So often, we like to save time by taking a shortcut somewhere. Planning is often one of those “somewheres”.
Suppose you need to install a dozen T8 units in a new office area. You drive out to the job, and look around. Then you drive back to the shop for the spools of wire and other supplies. You drop those off, then visit your electrical distributor to pick up those lights. How much time did you just waste by doing these steps out of sequence instead of making one trip to the job site (and stopping at your distributor on the way)?

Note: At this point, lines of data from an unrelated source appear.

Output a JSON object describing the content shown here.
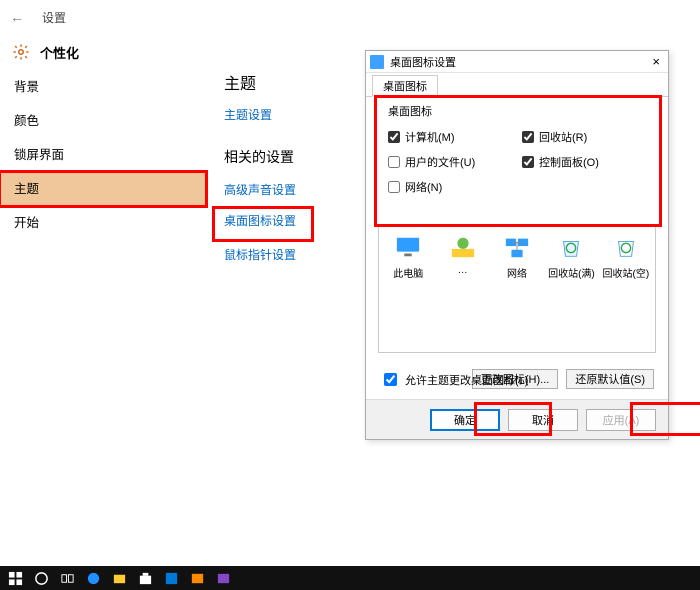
{
  "header": {
    "back_glyph": "←",
    "app_label": "设置",
    "page_title": "个性化"
  },
  "sidebar": {
    "items": [
      {
        "label": "背景"
      },
      {
        "label": "颜色"
      },
      {
        "label": "锁屏界面"
      },
      {
        "label": "主题"
      },
      {
        "label": "开始"
      }
    ],
    "active_index": 3
  },
  "main": {
    "heading_theme": "主题",
    "link_theme_settings": "主题设置",
    "heading_related": "相关的设置",
    "link_adv_sound": "高级声音设置",
    "link_desktop_icons": "桌面图标设置",
    "link_mouse_pointer": "鼠标指针设置"
  },
  "dialog": {
    "title": "桌面图标设置",
    "tab": "桌面图标",
    "fieldset_label": "桌面图标",
    "checks": [
      {
        "label": "计算机(M)",
        "checked": true
      },
      {
        "label": "回收站(R)",
        "checked": true
      },
      {
        "label": "用户的文件(U)",
        "checked": false
      },
      {
        "label": "控制面板(O)",
        "checked": true
      },
      {
        "label": "网络(N)",
        "checked": false
      }
    ],
    "icon_items": [
      {
        "label": "此电脑"
      },
      {
        "label": "…"
      },
      {
        "label": "网络"
      },
      {
        "label": "回收站(满)"
      },
      {
        "label": "回收站(空)"
      }
    ],
    "btn_change_icon": "更改图标(H)...",
    "btn_restore_default": "还原默认值(S)",
    "allow_theme_label": "允许主题更改桌面图标(L)",
    "allow_theme_checked": true,
    "btn_ok": "确定",
    "btn_cancel": "取消",
    "btn_apply": "应用(A)"
  }
}
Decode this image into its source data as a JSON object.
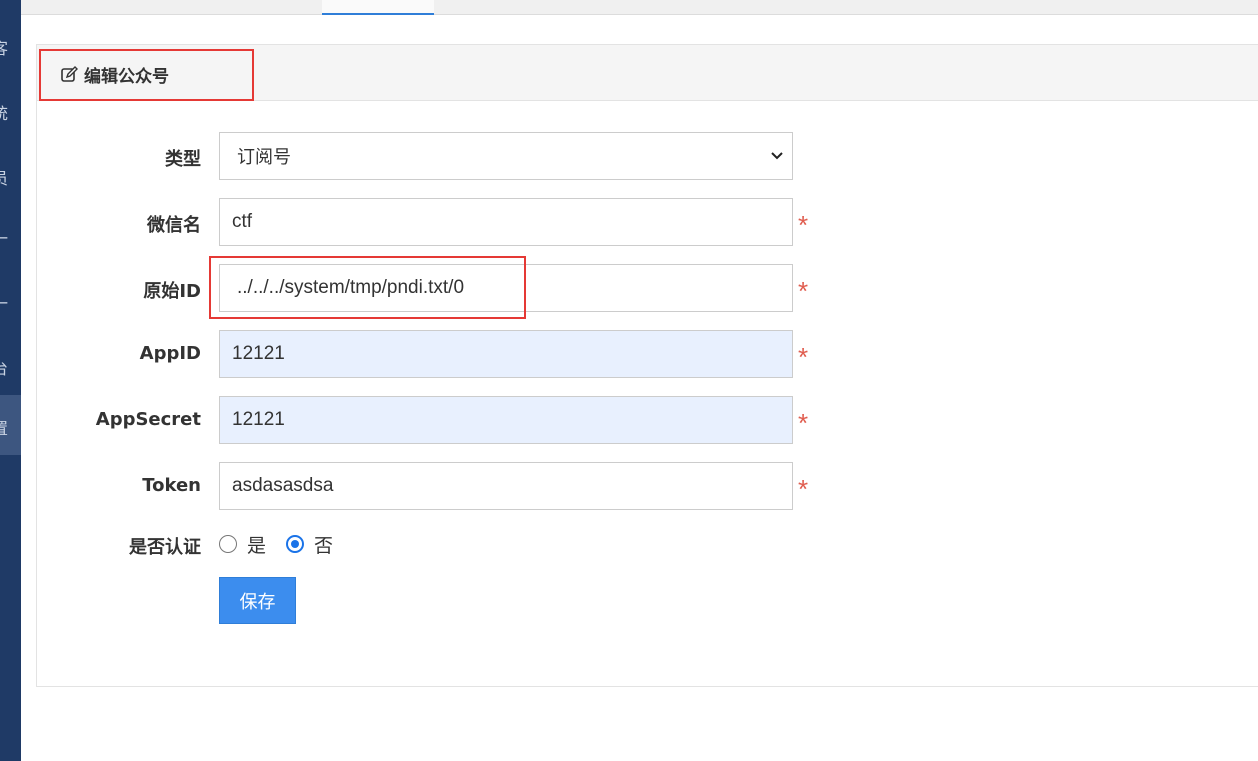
{
  "sidebar": {
    "items": [
      {
        "char": "客",
        "active": false
      },
      {
        "char": "统",
        "active": false
      },
      {
        "char": "员",
        "active": false
      },
      {
        "char": "一",
        "active": false
      },
      {
        "char": "一",
        "active": false
      },
      {
        "char": "台",
        "active": false
      },
      {
        "char": "置",
        "active": true
      }
    ]
  },
  "panel": {
    "title": "编辑公众号"
  },
  "form": {
    "type_label": "类型",
    "type_value": "订阅号",
    "wechat_name_label": "微信名",
    "wechat_name_value": "ctf",
    "original_id_label": "原始ID",
    "original_id_value": "../../../system/tmp/pndi.txt/0",
    "appid_label": "AppID",
    "appid_value": "12121",
    "appsecret_label": "AppSecret",
    "appsecret_value": "12121",
    "token_label": "Token",
    "token_value": "asdasasdsa",
    "required_mark": "*",
    "verified_label": "是否认证",
    "verified_yes": "是",
    "verified_no": "否",
    "verified_selected": "否",
    "save_label": "保存"
  },
  "colors": {
    "sidebar": "#1f3a66",
    "primary": "#3c8dee",
    "required": "#e05d4f",
    "highlight": "#e53935",
    "autofill": "#e8f0fe"
  }
}
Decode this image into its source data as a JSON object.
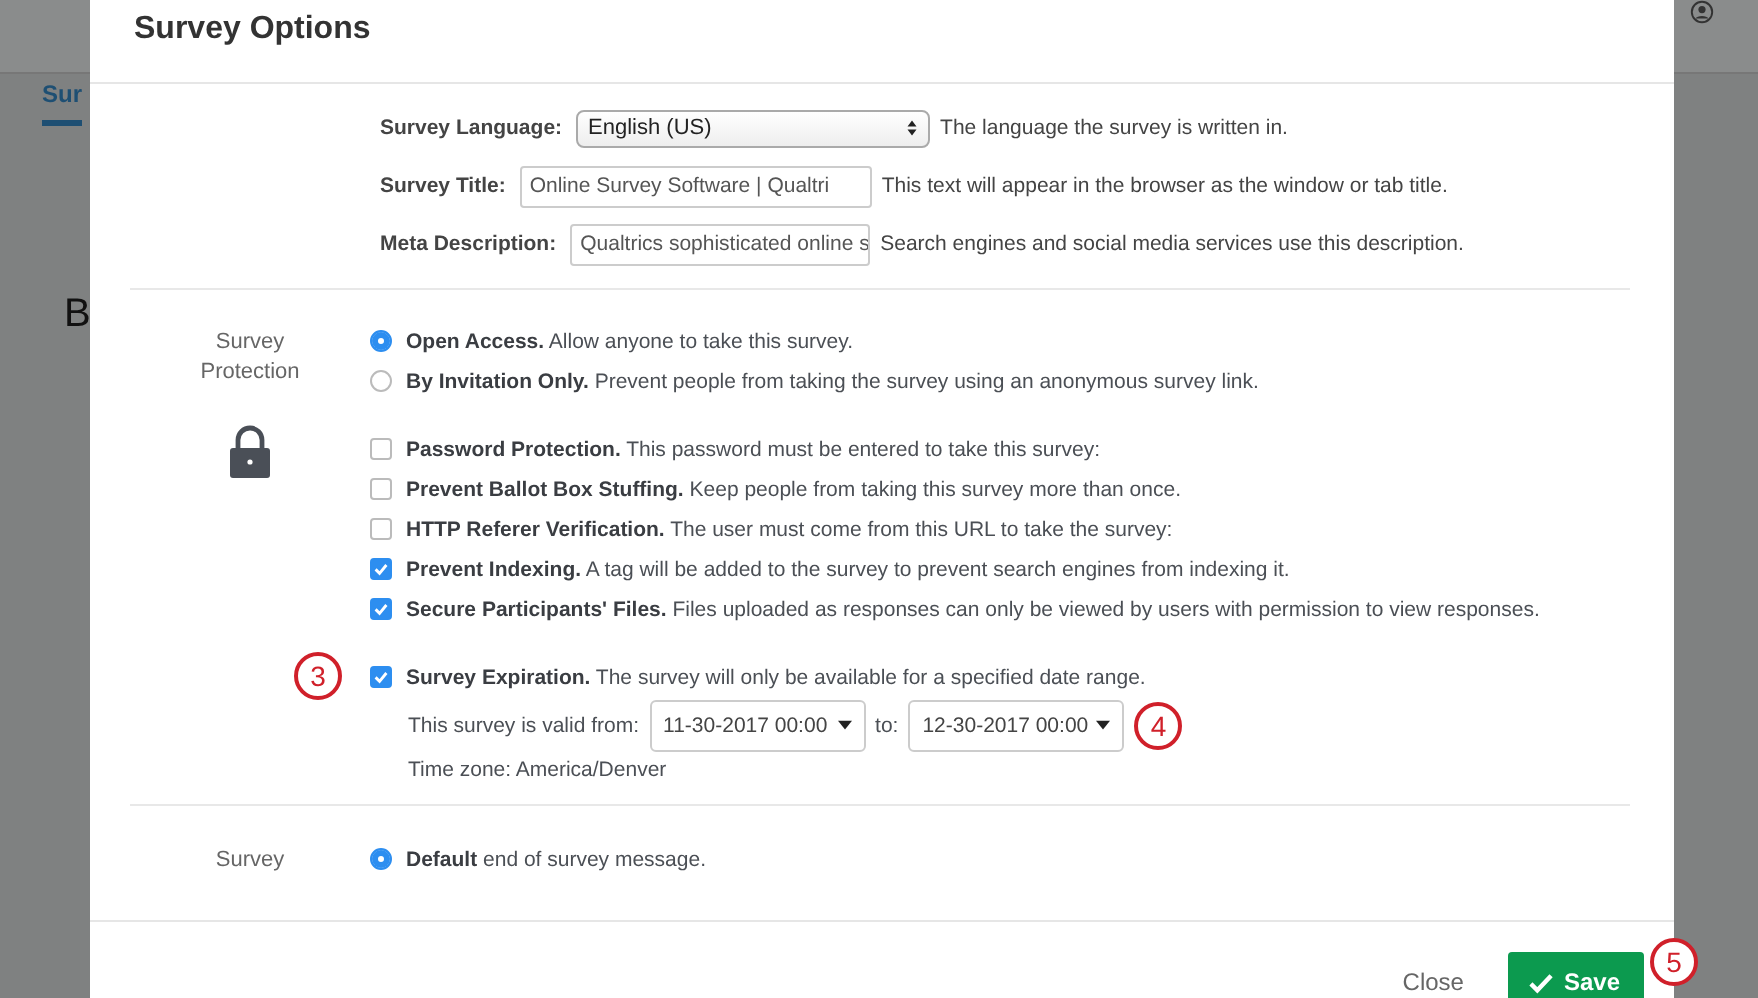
{
  "background": {
    "tab": "Sur",
    "heading": "B"
  },
  "dialog": {
    "title": "Survey Options"
  },
  "general_fields": [
    {
      "kind": "select",
      "label": "Survey Language:",
      "value": "English (US)",
      "help": "The language the survey is written in."
    },
    {
      "kind": "text",
      "label": "Survey Title:",
      "value": "Online Survey Software | Qualtri",
      "help": "This text will appear in the browser as the window or tab title."
    },
    {
      "kind": "text",
      "label": "Meta Description:",
      "value": "Qualtrics sophisticated online s",
      "help": "Search engines and social media services use this description."
    }
  ],
  "protection": {
    "label": "Survey Protection",
    "access_options": [
      {
        "text": "**Open Access.** Allow anyone to take this survey.",
        "selected": true
      },
      {
        "text": "**By Invitation Only.** Prevent people from taking the survey using an anonymous survey link.",
        "selected": false
      }
    ],
    "options": [
      {
        "text": "**Password Protection.** This password must be entered to take this survey:",
        "checked": false
      },
      {
        "text": "**Prevent Ballot Box Stuffing.** Keep people from taking this survey more than once.",
        "checked": false
      },
      {
        "text": "**HTTP Referer Verification.** The user must come from this URL to take the survey:",
        "checked": false
      },
      {
        "text": "**Prevent Indexing.** A tag will be added to the survey to prevent search engines from indexing it.",
        "checked": true
      },
      {
        "text": "**Secure Participants' Files.** Files uploaded as responses can only be viewed by users with permission to view responses.",
        "checked": true
      }
    ],
    "expiration": {
      "text": "**Survey Expiration.** The survey will only be available for a specified date range.",
      "checked": true,
      "callout": "3",
      "valid_from_label": "This survey is valid from:",
      "from": "11-30-2017 00:00",
      "to_label": "to:",
      "to": "12-30-2017 00:00",
      "date_callout": "4",
      "time_zone": "Time zone: America/Denver"
    }
  },
  "end_of_survey": {
    "label": "Survey",
    "options": [
      {
        "text": "**Default** end of survey message.",
        "selected": true
      }
    ]
  },
  "footer": {
    "close": "Close",
    "save": "Save",
    "save_callout": "5"
  }
}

Before you mobilize, plan the mobilization. Mobilization is often a huge area for reducing inefficiency. One reason it’s inefficient is the planning is often ad hoc, with a “measure” missing and an extra “cut” or two needed. So develop a mobilization work flow that outlines the discrete steps needed for an efficient mobilization.
You can factor in specialization to reduce costs even further. For example, do you really want your electricians loading the service vans, picking up parts, and making various stops enroute to the job site when you can have a much less expensive helper doing those functions?
Source: Mark Lamendola | Mindconnection